As part of the initiative, researchers conducted a study to explore the barriers to HIV care experienced by young people. They analyzed data from 124 semi-structured qualitative interviews collected between February2010 and October 2011 from 15 ATN clinics across 13 cities.  The researchers interviewed physicians, nurses, linkage to care outreach workers, social workers, case managers, and program staff.


The researchers identified barriers to care, which can occur at various levels throughout the health care delivery system-the macro-, meso-, and micro-levels. These different categories are identified by the Dynamic Social Systems model, which emphasizes the social and dynamic quality of structural factors that influence HIV programs.


Within this model, macro-level barriers relate to the sociopolitical, economic, and cultural context, as well as larger social institutions that shape linkage to care. The macro-level barriers identified include: health insurance access and coverage, transportation to appointments, and the sharing of client-level contact information between testing agencies, local health departments and clinics.


Meso-level barriers relate to systems within organizations that are directly involved with patients such as lack of youth friendliness within a clinic and duplication of linkage services.  Micro-level barriers relate to the immediate social and physical context (i.e., direct interactions between individuals).  These included readiness for care and adolescent developmental capacity.

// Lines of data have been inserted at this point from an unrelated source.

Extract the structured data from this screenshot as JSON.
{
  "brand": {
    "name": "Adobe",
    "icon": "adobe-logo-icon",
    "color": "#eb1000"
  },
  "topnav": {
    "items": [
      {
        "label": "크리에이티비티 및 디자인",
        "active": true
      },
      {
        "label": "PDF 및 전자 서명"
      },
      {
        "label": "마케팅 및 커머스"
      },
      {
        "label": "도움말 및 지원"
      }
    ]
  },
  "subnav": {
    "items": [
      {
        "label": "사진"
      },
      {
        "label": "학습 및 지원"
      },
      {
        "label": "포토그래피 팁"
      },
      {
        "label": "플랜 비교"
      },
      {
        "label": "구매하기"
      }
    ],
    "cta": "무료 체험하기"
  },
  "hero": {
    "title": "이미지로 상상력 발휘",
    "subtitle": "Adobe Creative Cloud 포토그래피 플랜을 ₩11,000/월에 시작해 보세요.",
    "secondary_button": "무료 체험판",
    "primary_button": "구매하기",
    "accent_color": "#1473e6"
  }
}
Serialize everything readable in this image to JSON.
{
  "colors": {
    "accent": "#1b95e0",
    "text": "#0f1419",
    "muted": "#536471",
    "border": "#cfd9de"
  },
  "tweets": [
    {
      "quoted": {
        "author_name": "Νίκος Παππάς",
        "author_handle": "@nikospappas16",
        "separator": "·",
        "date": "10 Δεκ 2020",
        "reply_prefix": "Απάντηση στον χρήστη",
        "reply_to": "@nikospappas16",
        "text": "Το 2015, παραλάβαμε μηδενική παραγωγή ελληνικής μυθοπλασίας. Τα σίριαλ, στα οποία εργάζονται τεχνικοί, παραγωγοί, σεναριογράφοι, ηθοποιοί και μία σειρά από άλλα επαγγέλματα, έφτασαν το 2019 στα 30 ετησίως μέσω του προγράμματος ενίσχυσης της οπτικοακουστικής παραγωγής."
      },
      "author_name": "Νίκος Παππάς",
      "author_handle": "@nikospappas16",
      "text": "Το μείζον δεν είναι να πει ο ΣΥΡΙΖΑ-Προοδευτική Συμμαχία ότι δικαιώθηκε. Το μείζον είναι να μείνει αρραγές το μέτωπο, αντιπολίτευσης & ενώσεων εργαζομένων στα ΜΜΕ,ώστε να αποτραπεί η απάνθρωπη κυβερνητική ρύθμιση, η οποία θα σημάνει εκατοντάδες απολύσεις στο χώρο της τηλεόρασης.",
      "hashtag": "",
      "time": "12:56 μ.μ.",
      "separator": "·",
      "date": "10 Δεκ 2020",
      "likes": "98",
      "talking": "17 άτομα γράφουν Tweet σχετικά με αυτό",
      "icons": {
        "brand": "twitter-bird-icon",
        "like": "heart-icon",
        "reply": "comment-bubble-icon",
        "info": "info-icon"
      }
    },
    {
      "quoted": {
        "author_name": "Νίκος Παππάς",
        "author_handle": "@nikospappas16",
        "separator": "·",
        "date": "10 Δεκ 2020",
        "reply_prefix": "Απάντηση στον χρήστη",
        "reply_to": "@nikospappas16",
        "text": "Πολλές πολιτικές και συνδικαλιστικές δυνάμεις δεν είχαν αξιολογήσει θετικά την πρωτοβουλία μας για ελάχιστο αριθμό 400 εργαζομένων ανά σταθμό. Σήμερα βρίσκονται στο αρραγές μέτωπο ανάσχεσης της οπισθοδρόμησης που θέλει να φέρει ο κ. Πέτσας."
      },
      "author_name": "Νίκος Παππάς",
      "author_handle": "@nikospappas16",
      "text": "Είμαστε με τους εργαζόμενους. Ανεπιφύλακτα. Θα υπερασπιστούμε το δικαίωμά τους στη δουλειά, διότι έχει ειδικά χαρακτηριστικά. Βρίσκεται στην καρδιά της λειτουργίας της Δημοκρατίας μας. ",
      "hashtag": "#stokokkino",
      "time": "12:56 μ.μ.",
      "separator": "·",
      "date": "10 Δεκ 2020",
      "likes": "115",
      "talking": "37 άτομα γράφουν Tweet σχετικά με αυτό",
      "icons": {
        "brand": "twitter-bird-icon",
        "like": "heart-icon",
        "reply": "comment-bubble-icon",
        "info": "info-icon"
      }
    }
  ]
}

The researchers identified solutions to some of the barriers identified. For example, ATN sites began providing transportation for appointments, establishing space specifically designated for young people within the clinic, and funding clinic visits and test costs with other sources (e.g., grant funds) while waiting for insurance approval. Staff also stressed the importance of maintaining contact with young people through texting or other methods and providing incentives for ongoing contact. Providing staff training to raise awareness and sensitivity to young people is also important.


"Youth friendliness is a key component for care linkage and engagement for HIV+ adolescents. It includes a variety of factors, such as improving communication and data sharing between organizations to facilitate the 'seamless' transition between diagnosis and treatment," says Dr. Amanda Tanner of the University of North Carolina Greensboro, Department of Public Health Education. "Once adolescents get into care, ensuring that clinic staff are trained around adolescent development and behavioral issues and creating a space that isn't pediatric focused so that adolescents and young adults feel comfortable can support their ongoing engagement."


The researchers noted, however, that solutions are often informal, using micro-level solutions to address macro-level barriers. Comprehensive initiatives to improve linkage to, and engagement in, care and designed to address the unique needs of young people are essential. These initiatives should focus on solutions matched to the level of the structural barriers.



Connect. With patients.
Collaborate. With a community of learners.
Change. The course of HIV. 

incareCampaign.org  |  212-417-4730